Dean Otto currently serves as the Curator of Film. To learn more about Dean and the Speed Cinema, read the full press release here. Photo by Rafael Gamo.
The feature documentary tells the story of Alphonse Mucha from the perspective of his son, the writer and bon-vivant Jiří Mucha, with an abundance of re-enactments, animations, archive footage as well as paintings, and photos.
November 19 & 20
Director Salomè Jashi’s visually beguiling documentary questions who is allowed to have access to nature—especially old growth trees when money is scarce.
November 18 & 19
When an uncommonly long drought threatens everything they know, Virginio and Sisa must decide whether to stay and maintain their traditional way of life or admit defeat and move in with family members in the city.
Co-presented by the Louisville Film Society, local filmmakers will present short works of fifteen minutes or less followed by questions and comments from the audience.
November 11, 12, & 13
In this astonishing documentary, celebrated independent filmmaker Nina Menkes explores the sexual politics of cinematic shot design.
October 26 & 27
Roots So Deep (you can see the devil down there) is a 4-part documentary series all about inventive farmers and maverick scientists building a path to solving climate change with hooves, heart, and soil.
October 21, 22, & 23 and October 28, 29, & 30
The 22nd Annual Animation Show of Shows returns with a new edition comprised of 10 films–nine recent, along with one restored classic–which deal with both the anxieties and hopes of a world faced with a seemingly endless series of existential crises.
The only feature from the radical Afro-Cuban filmmaker Sara Gómez—who also worked as an assistant director with Agnès Varda and Tomás Gutiérrez Alea before her untimely death at age thirty-one—is an extraordinary portrait of post-revolution Cuba.
October 14, 15, & 16
Welcome to Riotsville, USA, a point in American history when the nation’s rulers—politicians, bureaucrats, and police—were faced with the mounting militancy of the late 1960s and did everything possible to quash dissent in the streets.
Art & Krimes by Krimes is a documentary about creativity spurred by confinement and loss.

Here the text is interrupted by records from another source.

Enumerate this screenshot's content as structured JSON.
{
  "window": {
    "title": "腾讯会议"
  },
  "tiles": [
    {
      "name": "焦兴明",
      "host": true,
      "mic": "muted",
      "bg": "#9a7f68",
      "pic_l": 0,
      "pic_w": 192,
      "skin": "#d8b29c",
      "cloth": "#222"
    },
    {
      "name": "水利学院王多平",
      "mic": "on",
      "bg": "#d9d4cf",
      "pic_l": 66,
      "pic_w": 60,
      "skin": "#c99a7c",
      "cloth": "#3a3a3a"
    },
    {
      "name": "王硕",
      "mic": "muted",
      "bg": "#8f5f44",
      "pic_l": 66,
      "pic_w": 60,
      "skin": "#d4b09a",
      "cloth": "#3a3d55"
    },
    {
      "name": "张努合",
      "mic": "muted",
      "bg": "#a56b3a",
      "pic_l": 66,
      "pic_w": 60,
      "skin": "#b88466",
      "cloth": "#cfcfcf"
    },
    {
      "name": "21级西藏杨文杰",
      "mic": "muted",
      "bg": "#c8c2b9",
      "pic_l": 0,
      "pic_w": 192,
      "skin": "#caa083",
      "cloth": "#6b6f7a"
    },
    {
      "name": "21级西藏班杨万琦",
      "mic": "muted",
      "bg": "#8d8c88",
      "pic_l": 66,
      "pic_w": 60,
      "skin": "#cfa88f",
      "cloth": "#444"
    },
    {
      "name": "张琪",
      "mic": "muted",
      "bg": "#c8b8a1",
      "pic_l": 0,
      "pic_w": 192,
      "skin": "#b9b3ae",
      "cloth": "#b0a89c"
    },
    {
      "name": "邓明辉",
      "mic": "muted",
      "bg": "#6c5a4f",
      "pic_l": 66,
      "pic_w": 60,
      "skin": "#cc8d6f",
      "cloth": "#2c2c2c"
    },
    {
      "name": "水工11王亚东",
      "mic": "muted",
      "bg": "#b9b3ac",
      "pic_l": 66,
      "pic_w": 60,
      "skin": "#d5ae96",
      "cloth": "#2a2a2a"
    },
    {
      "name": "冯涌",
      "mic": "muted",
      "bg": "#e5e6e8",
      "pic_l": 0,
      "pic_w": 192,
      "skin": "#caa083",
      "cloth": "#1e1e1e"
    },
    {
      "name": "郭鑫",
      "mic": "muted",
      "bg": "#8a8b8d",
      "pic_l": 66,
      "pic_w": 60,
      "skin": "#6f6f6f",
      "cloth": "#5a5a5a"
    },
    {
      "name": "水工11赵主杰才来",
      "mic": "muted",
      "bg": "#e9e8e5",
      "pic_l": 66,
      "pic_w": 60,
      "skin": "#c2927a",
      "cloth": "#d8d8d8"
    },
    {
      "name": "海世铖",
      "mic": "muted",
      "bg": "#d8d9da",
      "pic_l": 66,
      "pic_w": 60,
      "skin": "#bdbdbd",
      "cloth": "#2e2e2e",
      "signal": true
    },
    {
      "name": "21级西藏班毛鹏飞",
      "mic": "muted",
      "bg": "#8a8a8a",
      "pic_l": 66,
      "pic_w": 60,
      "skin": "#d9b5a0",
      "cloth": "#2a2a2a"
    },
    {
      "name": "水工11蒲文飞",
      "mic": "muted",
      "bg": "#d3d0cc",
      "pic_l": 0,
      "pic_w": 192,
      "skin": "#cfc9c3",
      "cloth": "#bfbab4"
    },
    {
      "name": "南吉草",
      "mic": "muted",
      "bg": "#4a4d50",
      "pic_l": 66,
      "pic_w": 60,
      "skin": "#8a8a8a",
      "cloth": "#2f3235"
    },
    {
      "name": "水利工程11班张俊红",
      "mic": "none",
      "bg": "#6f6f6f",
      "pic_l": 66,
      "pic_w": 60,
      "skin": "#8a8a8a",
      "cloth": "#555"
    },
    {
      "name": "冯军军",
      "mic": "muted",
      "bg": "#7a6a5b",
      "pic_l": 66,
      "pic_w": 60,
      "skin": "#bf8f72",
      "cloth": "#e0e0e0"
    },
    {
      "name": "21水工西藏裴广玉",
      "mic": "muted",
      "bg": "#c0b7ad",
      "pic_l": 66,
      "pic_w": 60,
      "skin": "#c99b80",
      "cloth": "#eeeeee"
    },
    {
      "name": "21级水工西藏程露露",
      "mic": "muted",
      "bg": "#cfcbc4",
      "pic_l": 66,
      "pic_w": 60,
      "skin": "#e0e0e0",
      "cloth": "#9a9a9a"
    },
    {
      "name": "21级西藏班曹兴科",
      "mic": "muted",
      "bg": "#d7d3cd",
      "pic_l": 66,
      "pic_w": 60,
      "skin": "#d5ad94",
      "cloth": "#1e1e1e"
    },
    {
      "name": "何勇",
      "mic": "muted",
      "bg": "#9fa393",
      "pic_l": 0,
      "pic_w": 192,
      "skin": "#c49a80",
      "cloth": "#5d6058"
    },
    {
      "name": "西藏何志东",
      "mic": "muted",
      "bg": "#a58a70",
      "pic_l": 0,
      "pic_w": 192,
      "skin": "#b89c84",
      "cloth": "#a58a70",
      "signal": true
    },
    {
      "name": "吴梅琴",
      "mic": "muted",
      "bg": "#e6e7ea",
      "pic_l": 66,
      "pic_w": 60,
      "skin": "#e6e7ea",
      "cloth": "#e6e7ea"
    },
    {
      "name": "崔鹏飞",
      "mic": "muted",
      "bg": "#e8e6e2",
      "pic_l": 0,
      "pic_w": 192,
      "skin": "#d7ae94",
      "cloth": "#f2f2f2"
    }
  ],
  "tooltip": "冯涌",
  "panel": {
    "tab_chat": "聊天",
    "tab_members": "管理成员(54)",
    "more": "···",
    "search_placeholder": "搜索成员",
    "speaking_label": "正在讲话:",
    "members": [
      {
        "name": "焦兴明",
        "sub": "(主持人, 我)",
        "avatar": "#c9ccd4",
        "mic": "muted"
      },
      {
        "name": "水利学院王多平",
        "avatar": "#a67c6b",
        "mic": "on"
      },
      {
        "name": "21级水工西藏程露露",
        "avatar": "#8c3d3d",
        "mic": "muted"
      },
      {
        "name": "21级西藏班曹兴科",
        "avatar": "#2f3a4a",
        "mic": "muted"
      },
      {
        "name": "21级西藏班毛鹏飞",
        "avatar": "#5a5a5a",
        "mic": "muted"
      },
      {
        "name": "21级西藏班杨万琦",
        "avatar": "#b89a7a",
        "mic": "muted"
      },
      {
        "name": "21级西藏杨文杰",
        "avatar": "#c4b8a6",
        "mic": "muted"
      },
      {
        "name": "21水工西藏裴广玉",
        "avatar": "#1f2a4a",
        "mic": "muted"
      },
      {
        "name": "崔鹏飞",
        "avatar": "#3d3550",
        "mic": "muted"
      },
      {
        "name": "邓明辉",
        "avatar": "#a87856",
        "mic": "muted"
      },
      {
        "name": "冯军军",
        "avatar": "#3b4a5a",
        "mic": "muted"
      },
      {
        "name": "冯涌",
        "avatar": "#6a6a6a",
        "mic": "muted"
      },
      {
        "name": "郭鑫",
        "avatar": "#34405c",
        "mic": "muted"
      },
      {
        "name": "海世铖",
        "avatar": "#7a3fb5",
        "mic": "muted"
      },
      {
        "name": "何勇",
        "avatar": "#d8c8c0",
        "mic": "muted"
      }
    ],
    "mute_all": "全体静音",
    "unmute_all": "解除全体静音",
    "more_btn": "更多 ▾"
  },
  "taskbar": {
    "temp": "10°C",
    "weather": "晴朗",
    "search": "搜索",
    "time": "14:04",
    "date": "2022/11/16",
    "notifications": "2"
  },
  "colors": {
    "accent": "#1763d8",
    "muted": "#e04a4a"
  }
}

While locked up for six years in federal prison, artist Jesse Krimes secretly creates monumental works of art—including an astonishing 40-foot mural made with prison bed sheets, hair gel, and newspaper. He smuggles out each panel piece-by-piece with the help of fellow artists, only seeing the mural in totality upon coming home.
In the final chapter of François Truffaut’s saga, we find Doinel (Jean-Pierre Léaud), now in his thirties, convivially concluding his marriage, enjoying moderate success as a novelist, and clinging to his romantic fantasies.
The fourth installment in François Truffaut’s chronicle of the ardent, anachronistic Antoine Doinel, Bed and Board plunges his hapless creation once again into crisis.
The short film Antoine and Collette is second in the Antoine Doinel series. Doinel is 17, lives in a hotel and works in a factory making records as he’s obsessed with music. He falls in love with a woman he meets at a concert. While she sees him as just a friend her parents love him.
François Truffaut’s first feature is also his most personal. Told through the eyes of Truffaut’s cinematic counterpart, Antoine Doinel (Jean-Pierre Léaud), The 400 Blows sensitively re-creates the trials of Truffaut’s own childhood, unsentimentally portraying aloof parents, oppressive teachers, and petty crime.
Director Chinonye Chukwu travels to the 1950s to tell the story of Mamie Till-Mobley, the Chicago woman whose son, Emmett Till, was lynched while visiting cousins in Mississippi and whose body became an indelible image of the horrors of American racism.
October 1 & 2
Loving Highsmith is a unique look at the life of celebrated American author Patricia Highsmith based on her diaries and notebooks and the intimate reflections of her lovers, friends, and family.
September 30 & October 1
Why are we still able to watch moving images captured over 125 years ago? As me move ever further into the digital age, our audiovisual heritage seems to be taken increasingly for granted; however, much of filmed history has already been lost forever.